The full-scale rehabilitation was sparked by Nichols’ visit to the facility several years ago. Nichols said that conditions were “unacceptable”.
The upgrade includes the construction of a new ward, restoration of the minor operating theatre, construction of a pharmacy and staff restroom, and a standby generator system.
Services at Chapelton were relocated to Summerfield Health Centre in 2019.
Like Russell, Andrea Prince of Wood Hall lamented the costly trips to other facilities for treatment.
Additional expenses for Wood Hall residents could range from $200 to May Pen or $800 to Spaldings.
“When the hospital closed down, it was so hard, ‘cause we had to go Summerfield or May Pen, and sometimes we nuh have the fare. I am very, very glad ... because it nearer and won’t cost we no whole heap a money fi fare,” Prince told The Gleaner.
Pennants resident Vivienne Davis said the hospital’s temporary closure had her on tenterhooks over her health, as she was a patient at Chapelton’s clinic. Davis cited several inconveniences at Summerfield Health Centre.

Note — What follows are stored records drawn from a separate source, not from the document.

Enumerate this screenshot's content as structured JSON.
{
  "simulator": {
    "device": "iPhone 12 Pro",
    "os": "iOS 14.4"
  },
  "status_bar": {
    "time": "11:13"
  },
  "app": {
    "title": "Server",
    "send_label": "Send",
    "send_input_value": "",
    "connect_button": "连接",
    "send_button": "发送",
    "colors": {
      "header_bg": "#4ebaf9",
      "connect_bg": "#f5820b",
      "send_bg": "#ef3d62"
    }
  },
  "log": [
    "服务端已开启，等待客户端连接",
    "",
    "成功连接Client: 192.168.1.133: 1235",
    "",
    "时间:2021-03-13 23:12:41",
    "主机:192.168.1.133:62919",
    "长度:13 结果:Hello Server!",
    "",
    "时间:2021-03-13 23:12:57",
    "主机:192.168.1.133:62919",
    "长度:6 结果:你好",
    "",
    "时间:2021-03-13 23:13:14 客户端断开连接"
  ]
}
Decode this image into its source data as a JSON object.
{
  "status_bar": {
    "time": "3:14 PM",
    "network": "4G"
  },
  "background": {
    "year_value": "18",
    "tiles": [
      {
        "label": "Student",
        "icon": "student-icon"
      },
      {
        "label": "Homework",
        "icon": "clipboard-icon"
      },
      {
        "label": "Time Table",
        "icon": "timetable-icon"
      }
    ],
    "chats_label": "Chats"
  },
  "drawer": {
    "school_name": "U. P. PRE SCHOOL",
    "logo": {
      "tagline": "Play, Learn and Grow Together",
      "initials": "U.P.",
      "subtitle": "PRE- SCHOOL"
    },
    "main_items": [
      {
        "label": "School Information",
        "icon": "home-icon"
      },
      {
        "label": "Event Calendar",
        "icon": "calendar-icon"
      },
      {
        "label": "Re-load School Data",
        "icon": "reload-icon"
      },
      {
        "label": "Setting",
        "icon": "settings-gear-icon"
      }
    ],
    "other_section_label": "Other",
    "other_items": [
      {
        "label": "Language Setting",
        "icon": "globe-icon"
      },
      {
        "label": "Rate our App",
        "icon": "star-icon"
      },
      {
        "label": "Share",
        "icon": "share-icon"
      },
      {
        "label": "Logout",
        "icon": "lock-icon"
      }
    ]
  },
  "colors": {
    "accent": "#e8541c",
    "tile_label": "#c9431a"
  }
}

“When the hospital was down, it was desolation. Sometimes you down there and you had to be in the sun, and sometimes rain start fall, the tarpaulin blow ... ; it wasn’t nice,” Davis said in a Gleaner interview.
Donor Beverly Nichols, in whose honour a section of the hospital has been named, said the facility is sentimental to her, having been raised in the neighbouring community of Blackwoods.
“A few years ago, my sister Audrey and I came to the facility here, and after a tour, I stood outside, and I was dazed. I looked to my right and there was the head nurse Stella, and I said to her, ‘The condition here is unacceptable,’ and I was going to do something about it.”
Nichols also donated US$100,000 for the construction of a dialysis centre at May Pen Hospital and US$25,000 to front-line workers during the COVID-19 pandemic.
Prime Minister Andrew Holness, who delivered the keynote address, described Nichols as a kind-hearted and genuine humanitarian.
Robert Nesta Morgan, member of parliament for Clarendon North Central, said the reopening of the hospital signals a significant milestone in the development of the constituency and the parish at large.
“It is a catalyst to spur the development in my community,” said Morgan.